Tarantino did not 'rip off' Wild at Heart
If anything he was ripping off Alex Cox.
There is far more of Repo Man and Straight to Hell in Tarantino's work than anything by Lynch. In fact you could even say Lynch was ripping off Straight to Hell as much as Tarantino was ripping-off Lynch (n.b. contrary to popular belief Lynch did not invent surreal, slightly perverse or off-kilter depictions of classic Americana, he just popularized it).
Straight to Hell, with its exiled hit-men (one white, one black, both dressed in black suits and skinny ties) lost in a harsh and violent desert; where desperado's wage war with them; where seductive, possibly insane women want to sleep with them; where elements of film noir and spaghetti western are merged; where the dialogue is peppered with pop-culture references and pitch black humor; where the entire thing teeters between insanity, tongue in cheek farce, genre deconstruction and political satire.
There's more of Pulp Fiction and Wild at Heart in that description than there is elements of Lynch in Tarantino.
Tarantino's early style was essentially the cinematic approach of the French New Wave (early Godard in particular) combined with elements of film noir, Italian exploitation, Hong Kong crime thrillers, B-movies and the work of "new Hollywood" directors like De Palma and Scorsese.

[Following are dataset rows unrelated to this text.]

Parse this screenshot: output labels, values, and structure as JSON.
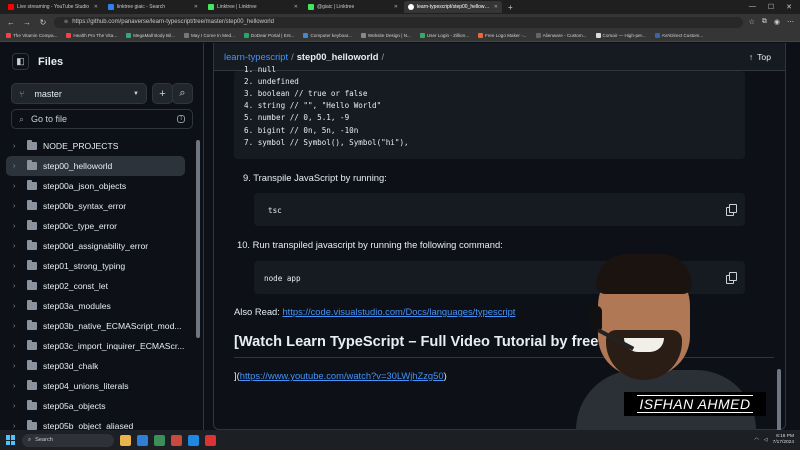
{
  "browser": {
    "tabs": [
      {
        "label": "Live streaming - YouTube Studio",
        "color": "#ff0000",
        "active": false
      },
      {
        "label": "linktree giaic - Search",
        "color": "#2f80ed",
        "active": false
      },
      {
        "label": "Linktree | Linktree",
        "color": "#43e660",
        "active": false
      },
      {
        "label": "@giaic | Linktree",
        "color": "#43e660",
        "active": false
      },
      {
        "label": "learn-typescript/step00_hellowo...",
        "color": "#ffffff",
        "active": true
      }
    ],
    "new_tab": "+",
    "url": "https://github.com/panaverse/learn-typescript/tree/master/step00_helloworld",
    "bookmarks": [
      {
        "label": "The Vitamin Compa...",
        "color": "#e44"
      },
      {
        "label": "Health Pro The Vita...",
        "color": "#e44"
      },
      {
        "label": "MegaMall Body Bil...",
        "color": "#3a7"
      },
      {
        "label": "May I Come In Med...",
        "color": "#777"
      },
      {
        "label": "DoDear Portal | Ent...",
        "color": "#2a6"
      },
      {
        "label": "Computer keyboar...",
        "color": "#48c"
      },
      {
        "label": "Website Design | N...",
        "color": "#888"
      },
      {
        "label": "User Login - Zillion...",
        "color": "#3a6"
      },
      {
        "label": "Free Logo Maker -...",
        "color": "#e63"
      },
      {
        "label": "Alienware - Custom...",
        "color": "#666"
      },
      {
        "label": "Corsair — High-per...",
        "color": "#ddd"
      },
      {
        "label": "AVADirect Custom...",
        "color": "#36a"
      }
    ]
  },
  "sidebar": {
    "title": "Files",
    "branch": "master",
    "goto_label": "Go to file",
    "goto_key": "t",
    "items": [
      {
        "label": "NODE_PROJECTS",
        "selected": false
      },
      {
        "label": "step00_helloworld",
        "selected": true
      },
      {
        "label": "step00a_json_objects",
        "selected": false
      },
      {
        "label": "step00b_syntax_error",
        "selected": false
      },
      {
        "label": "step00c_type_error",
        "selected": false
      },
      {
        "label": "step00d_assignability_error",
        "selected": false
      },
      {
        "label": "step01_strong_typing",
        "selected": false
      },
      {
        "label": "step02_const_let",
        "selected": false
      },
      {
        "label": "step03a_modules",
        "selected": false
      },
      {
        "label": "step03b_native_ECMAScript_mod...",
        "selected": false
      },
      {
        "label": "step03c_import_inquirer_ECMAScr...",
        "selected": false
      },
      {
        "label": "step03d_chalk",
        "selected": false
      },
      {
        "label": "step04_unions_literals",
        "selected": false
      },
      {
        "label": "step05a_objects",
        "selected": false
      },
      {
        "label": "step05b_object_aliased",
        "selected": false
      }
    ]
  },
  "main": {
    "breadcrumb_repo": "learn-typescript",
    "breadcrumb_sep": "/",
    "breadcrumb_dir": "step00_helloworld",
    "breadcrumb_trail": "/",
    "top_label": "Top",
    "type_list": [
      "1. null",
      "2. undefined",
      "3. boolean // true or false",
      "4. string // \"\", \"Hello World\"",
      "5. number // 0, 5.1, -9",
      "6. bigint // 0n, 5n, -10n",
      "7. symbol // Symbol(), Symbol(\"hi\"),"
    ],
    "step9": "9. Transpile JavaScript by running:",
    "step9_code": "tsc",
    "step10": "10. Run transpiled javascript by running the following command:",
    "step10_code": "node app",
    "also_read_label": "Also Read: ",
    "also_read_link": "https://code.visualstudio.com/Docs/languages/typescript",
    "heading": "[Watch Learn TypeScript – Full Video Tutorial by freeCod",
    "video_prefix": "](",
    "video_link": "https://www.youtube.com/watch?v=30LWjhZzg50",
    "video_suffix": ")"
  },
  "overlay": {
    "name": "ISFHAN AHMED"
  },
  "taskbar": {
    "search": "Search",
    "time": "8:16 PM",
    "date": "7/17/2024"
  }
}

Wild at Heart seems familiar only because it's Lynch's most post-modern film (it shares the same influences, chiefly youth on the run exploitation movies and Italian westerns); his other films tend to be more like distortions of classical Hollywood movies (Sunset Boulevard, Double Indemnity or Kiss Me Deadly filtered through influence of Cocteau and Maya Deren).